I Like Passenger Cars!
Updated: Nov 2
While Freight cars have always been my favorites, passenger cars have become close seconds for me.
As I'm a Post War guy (both as respects to my age as well as to the era of trains that I like), I focus on Post War and what I call "post-Post War" (trains made with Post War molds or with a clear Post War flavor as far as size and design. These are also called "traditional" or "selectively compressed" trains).
There is a great variety of Lionel Post War and post-Post War passenger cars. In this post I'll describe this variety based on style and size. The variety of paint schemes, as wonderful as they are, is way too vast for discussion here.
Lionel's first Post War passenger cars were carried over from the Pre War era with just about the only change being the update to knuckle couplers.
These tin passenger cars (#'s 2442 and 2443 from 1946-1947 and #'s 6440, 6441 and 6442 from 1948-1949) were only made in Pullman and Observation car styles. The bodies on these cars are short with only 9 1/2 inch long bodies.
Here is a picture of the Pre War versions of these cars (I don't yet have the Post War versions in my collection):
From 1946 to 1950 Lionel offered "Heavyweight" passenger cars, often referred to as "Madison" cars. These were made of Bakelite (a type of plastic) and came in Pullman and Observation car body styles. These cars have bodies that are 13 3/4 inched long. They came in Lionel Lines and Pennsylvania road names. post-Post War Lionel reproduced these cars in modern plastic, and added a Baggage car to the line up. Southern Pacific, Pennsylvania, Pere Marquette and Reading road names were added. They even produced a clear version with matching F3 diesel engines.
Here are a few examples of these cars:
Below is a pic of PostWar (1948) Madison cars that I recently purchased:
Lionel's true Post War production of passenger cars started later in 1948 with their plastic "2400" series cars. These came in Pullman, Vista Dome and Observation car styles. Road Names were Lionel Lines and Santa Fe. The bodies on these cars measure 11 inches long.
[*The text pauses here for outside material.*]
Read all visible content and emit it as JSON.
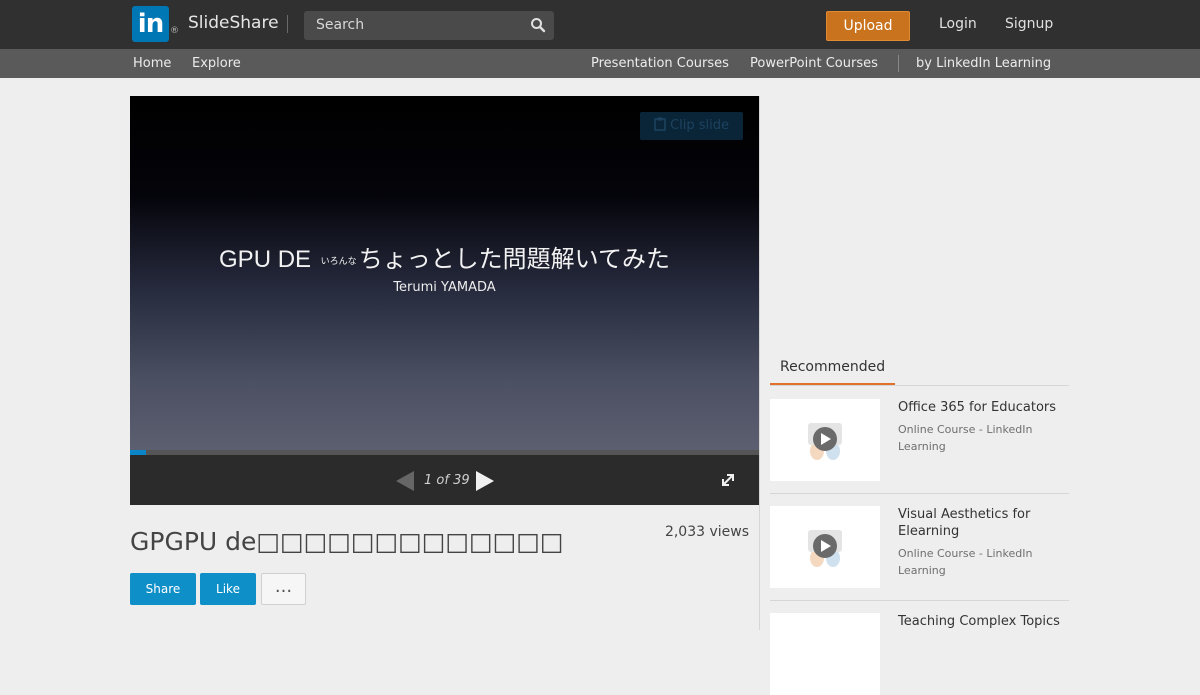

Later, post-Post War Lionel reproduced these cars and added Combo and Baggage cars to the line up, as well as additional road names.
Here are a few pictures of these cars:
I have since purchased 3 more of these green beauties to make a "set" of 6. I love running them behind PostWar steamers.
Another set of these cars In Union Pacific silver, also PostWar:
Below, on the layout, is my set of the Lionel re-make Union Pacific cars:
From 1952 to 1960 Lionel stepped up their game and produced streamlined passenger cars with aluminum bodies. These were perfect behind their new F3 diesel engines and their GG1 electrics. Made in Pullman, Observation, Baggage and Vista Dome styles, their car bodies measure 15 inches - the longest of the era. Road names include Lionel Lines, Pennsylvania and Canadian Pacific.
Here are a couple pictures of these beauties:
In the late 1990's and 2000's Lionel made smooth side versions of these aluminum cars.
Below are a couple pics of a set of these I have (I converted them from TCA to Milwaukee Road using decals I printed). Notice the new "Skytop Observation" car:
We must not forget the Passenger and Baggage cars Post War Lionel made for their "General" early steam engine passenger sets. These plastic car bodies cars measure 10 3/4 in length. Post-Post War Lionel also offered these cars.
Post-Post War Lionel also produced shorter "Heavyweights" known as "Baby Madison" cars.
These cars have plastic bodies that measure 12 inches in length. They came with either 4 or 6 wheel trucks and with body mounted or truck mounted couplers. The 6 wheel truck versions are my favorites. Body styles include Coach, Baggage, Combo and Observation varieties. Road Names include Missouri Pacific Lines, New York Central, Chicago & North Western, Norfolk & Western and Pennsylvania Railroad. A special car was made for the Western Union Telegraph Co.
Here are some examples of these cars:
Most Post War and post-Post War passenger sets came with only 3 or 4 cars and, maybe, an add-on car or two later on. I like to run longer passenger trains so, as you can see from some of the pictures above, I frequently add duplicate cars - the number repeats do not bother me.
All of the cars included in this post can handle O31 or O27 radius curves (although switch cover modifications will be needed to run the streamline aluminum cars on O27 curves).
That said, they all do look and run much better on the 42, 54 and 72 inch curve tracks on the Warrenville Railroad.